If your organization plans to stay competitive it can't afford to ignore the impact of social on the workplace. Companies that have adopted social practices and tools early on to create a more collaborative work environment are already gaining competitive advantage in their market and becoming more innovative, smarter and more profitable. As social businesses evolve, we'll continue to see studies around the ROI of social and just how transformative this cultural and technological shift can be.

But be warned, if you wait to see what social business can do, what value it brings to other companies, you'll find yourself left in the dust of your competitors. Can you afford to be left behind?

The opinions expressed in this commentary are solely those of Sandy Carter.

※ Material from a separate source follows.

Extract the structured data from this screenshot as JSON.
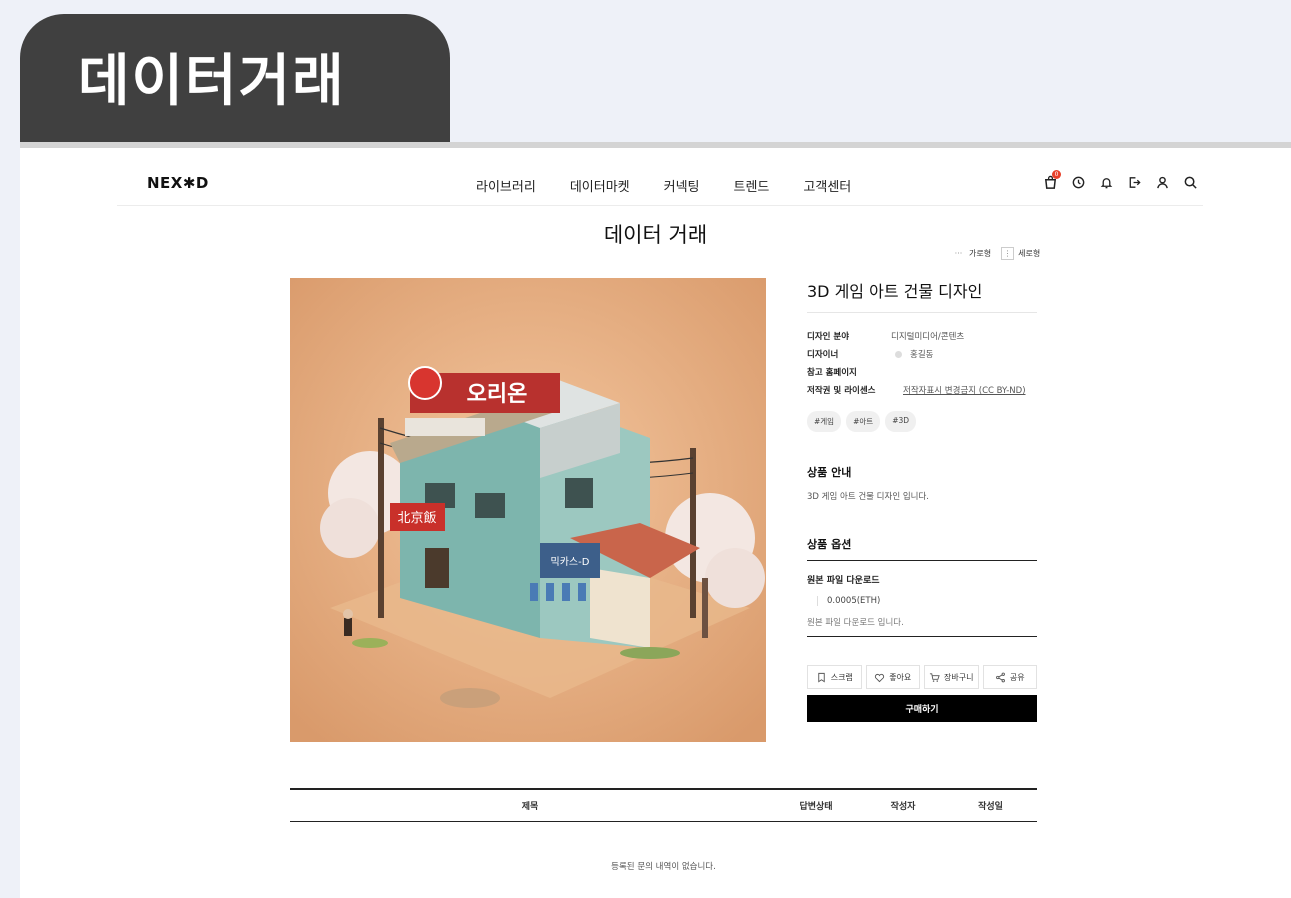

ADVERTISEMENT
Part of complete coverage on
LeWeb'12 London
updated 1:20 PM EDT, Fri June 22, 2012
Two boys play with a cellular phone as former U.S. President Bill Clinton tours the Godino Health Center August 1, 2008 in Debre Zeit, Ethiopia.
LeWeb is an event that champions the next stage in our online evolution and yet there seems to be very little African presence.
updated 6:39 AM EDT, Tue June 19, 2012
Predictive technology is the theme for LeWeb conference in London.
As tech meet LeWeb'12 opens in London, Andrew Keen warns how shifts in the digital world will impact our lives.
updated 5:32 AM EDT, Wed June 20, 2012
Google's Bradley Horowitz is now hosting an on-stage love in for Google+
CNN is with the web's top tech gurus and innovators at this week's LeWeb'12 gathering in London.
updated 12:37 PM EDT, Wed June 20, 2012
Connective tech disrupts governments and social movements.
Alec Ross, senior advisor for innovation to Secretary of State Hillary Clinton, breaks down the implications of connective technologies.
updated 6:00 AM EDT, Tue June 19, 2012
Paul Davison, founder of Highlight, says we need to adapt to society-changing tech, despite our fears, and learn to embrace the future.
updated 11:00 AM EDT, Tue June 19, 2012
Checking facebook on computer at work
Social networks continue to creep into workplaces, says Sandy Carter, but this new shift is also causing ripples in the business world.
updated 6:58 AM EDT, Wed June 20, 2012
CEO Kevin Systrom explains what the mobile photo-sharing app has planned for the future.
updated 4:41 AM EDT, Wed June 20, 2012
Loic Le Meur, Founder, LeWeb
Relive all the action from day of the LeWeb conference in London looking at potential of future tech like predictive products.
updated 12:35 PM EDT, Mon July 30, 2012
Renaud Laplanche, CEO of Lending Club, explains why new money models are shaping up business.
twitter
See what speakers and attendees at Europe's biggest tech conference are saying about how innovation will change your world.
LeWeb'12 kicks off in London
Catch the live YouTube channel from key tech gathering LeWeb'12.
updated 12:46 PM EDT, Mon June 18, 2012
John Hurt in 1984.
Jason Falls says that the rise of "faster than real time" tech may make government intervention inevitable -- and that's never a good idea.
ADVERTISEMENT
ADVERTISEMENT
ADVERTISEMENT
ADVERTISEMENT